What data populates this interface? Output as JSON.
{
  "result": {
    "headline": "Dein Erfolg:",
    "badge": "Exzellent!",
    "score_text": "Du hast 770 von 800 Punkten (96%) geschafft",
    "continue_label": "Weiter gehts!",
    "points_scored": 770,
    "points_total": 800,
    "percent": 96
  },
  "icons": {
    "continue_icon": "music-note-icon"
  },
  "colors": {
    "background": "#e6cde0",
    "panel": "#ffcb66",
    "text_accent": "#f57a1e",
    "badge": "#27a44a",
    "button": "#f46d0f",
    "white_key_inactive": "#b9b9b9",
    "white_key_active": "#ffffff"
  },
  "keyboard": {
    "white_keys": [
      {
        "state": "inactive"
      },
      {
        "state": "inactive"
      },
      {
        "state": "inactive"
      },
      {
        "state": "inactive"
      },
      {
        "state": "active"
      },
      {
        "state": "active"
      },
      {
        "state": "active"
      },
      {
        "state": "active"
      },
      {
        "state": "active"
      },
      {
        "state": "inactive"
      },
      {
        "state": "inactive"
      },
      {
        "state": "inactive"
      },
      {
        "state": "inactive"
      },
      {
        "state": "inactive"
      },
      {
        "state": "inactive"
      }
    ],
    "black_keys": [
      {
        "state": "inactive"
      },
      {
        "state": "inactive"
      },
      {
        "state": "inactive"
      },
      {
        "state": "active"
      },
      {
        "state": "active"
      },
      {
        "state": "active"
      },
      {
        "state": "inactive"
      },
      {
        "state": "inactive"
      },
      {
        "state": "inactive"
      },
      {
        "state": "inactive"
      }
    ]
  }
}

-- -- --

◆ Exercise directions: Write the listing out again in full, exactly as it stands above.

◆ Output for this task:
What data populates this interface? Output as JSON.
{
  "result": {
    "headline": "Dein Erfolg:",
    "badge": "Exzellent!",
    "score_text": "Du hast 770 von 800 Punkten (96%) geschafft",
    "continue_label": "Weiter gehts!",
    "points_scored": 770,
    "points_total": 800,
    "percent": 96
  },
  "icons": {
    "continue_icon": "music-note-icon"
  },
  "colors": {
    "background": "#e6cde0",
    "panel": "#ffcb66",
    "text_accent": "#f57a1e",
    "badge": "#27a44a",
    "button": "#f46d0f",
    "white_key_inactive": "#b9b9b9",
    "white_key_active": "#ffffff"
  },
  "keyboard": {
    "white_keys": [
      {
        "state": "inactive"
      },
      {
        "state": "inactive"
      },
      {
        "state": "inactive"
      },
      {
        "state": "inactive"
      },
      {
        "state": "active"
      },
      {
        "state": "active"
      },
      {
        "state": "active"
      },
      {
        "state": "active"
      },
      {
        "state": "active"
      },
      {
        "state": "inactive"
      },
      {
        "state": "inactive"
      },
      {
        "state": "inactive"
      },
      {
        "state": "inactive"
      },
      {
        "state": "inactive"
      },
      {
        "state": "inactive"
      }
    ],
    "black_keys": [
      {
        "state": "inactive"
      },
      {
        "state": "inactive"
      },
      {
        "state": "inactive"
      },
      {
        "state": "active"
      },
      {
        "state": "active"
      },
      {
        "state": "active"
      },
      {
        "state": "inactive"
      },
      {
        "state": "inactive"
      },
      {
        "state": "inactive"
      },
      {
        "state": "inactive"
      }
    ]
  }
}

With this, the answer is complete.